Can Debug Be Tamed?
By Brian Bailey, Semiconductor Engineering
Debug consumes more time than any other aspect of the chip design and verification process, and it adds uncertainty and risk to semiconductor development because there are always lingering questions about whether enough bugs were caught in the allotted amount of time.
In some cases, different technologies can help each other out. “One key factor in debug is the simulation test that triggered and detected a given design bug,” explains Sasa Stamenkovic, senior field application engineer at OneSpin Solutions. “The shorter and more focused the test, the faster and easier it is to diagnose and fix the error. When the test is generated by formal verification rather than by a simulation testbench, debug is easiest.

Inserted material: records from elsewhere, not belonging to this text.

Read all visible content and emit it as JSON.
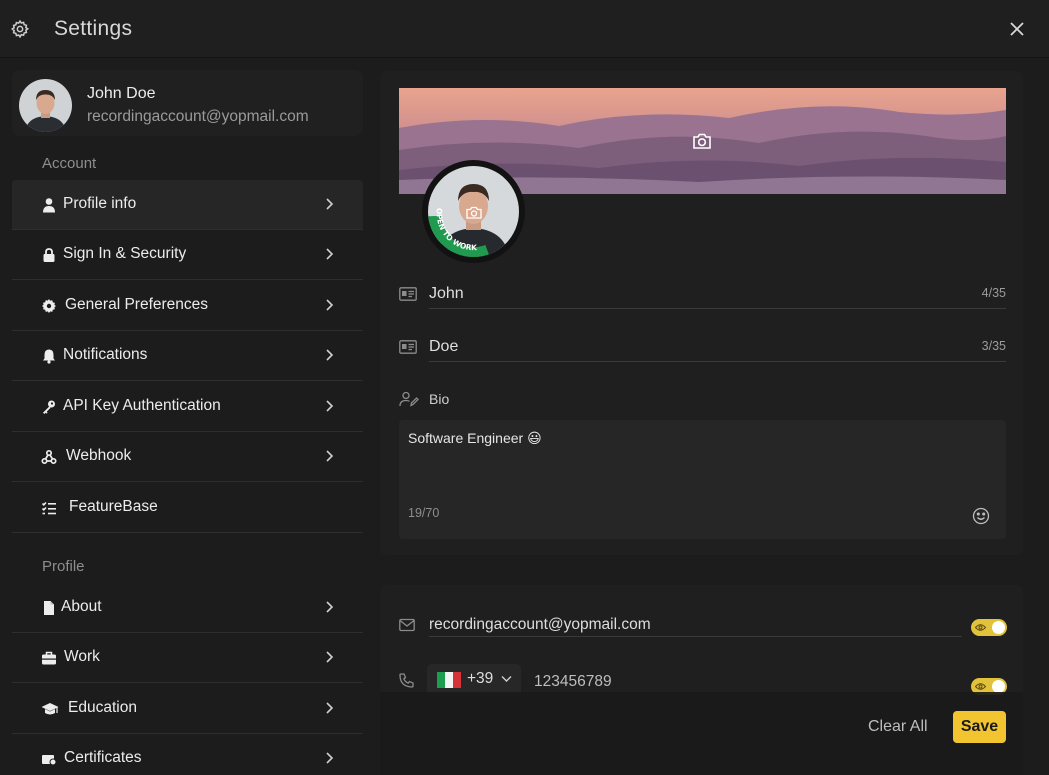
{
  "header": {
    "title": "Settings",
    "gear_icon": "gear-icon",
    "close_icon": "close-icon"
  },
  "user": {
    "name": "John Doe",
    "email": "recordingaccount@yopmail.com"
  },
  "sidebar": {
    "account_section": "Account",
    "account_items": [
      {
        "label": "Profile info",
        "icon": "user-icon",
        "active": true
      },
      {
        "label": "Sign In & Security",
        "icon": "lock-icon"
      },
      {
        "label": "General Preferences",
        "icon": "cog-icon"
      },
      {
        "label": "Notifications",
        "icon": "bell-icon"
      },
      {
        "label": "API Key Authentication",
        "icon": "key-icon"
      },
      {
        "label": "Webhook",
        "icon": "webhook-icon"
      },
      {
        "label": "FeatureBase",
        "icon": "checklist-icon"
      }
    ],
    "profile_section": "Profile",
    "profile_items": [
      {
        "label": "About",
        "icon": "file-icon"
      },
      {
        "label": "Work",
        "icon": "briefcase-icon"
      },
      {
        "label": "Education",
        "icon": "graduation-cap-icon"
      },
      {
        "label": "Certificates",
        "icon": "certificate-icon"
      }
    ]
  },
  "profile": {
    "badge_text": "OPEN TO WORK",
    "first_name": {
      "value": "John",
      "count": "4/35"
    },
    "last_name": {
      "value": "Doe",
      "count": "3/35"
    },
    "bio": {
      "label": "Bio",
      "value": "Software Engineer 😃",
      "count": "19/70"
    }
  },
  "contact": {
    "email": "recordingaccount@yopmail.com",
    "phone": {
      "country_code": "+39",
      "number": "123456789"
    }
  },
  "colors": {
    "accent": "#f2c530",
    "toggle": "#e2c23b",
    "badge": "#1f9a4e"
  },
  "footer": {
    "clear_label": "Clear All",
    "save_label": "Save"
  }
}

Formal verification considers all possible stimuli to prove or violate the assertions against the design. If a violation is found, a formal tool displays the precise stimulus sequence, known as a counterexample, that triggered the bug. Many formal tools also can export the counter-example as a simulation test to enable debug in a familiar environment. Since formal verification determines exactly how the bug was triggered and which signals are relevant, the generated test is indeed shorter and more focused than tests from constrained-random test benches.”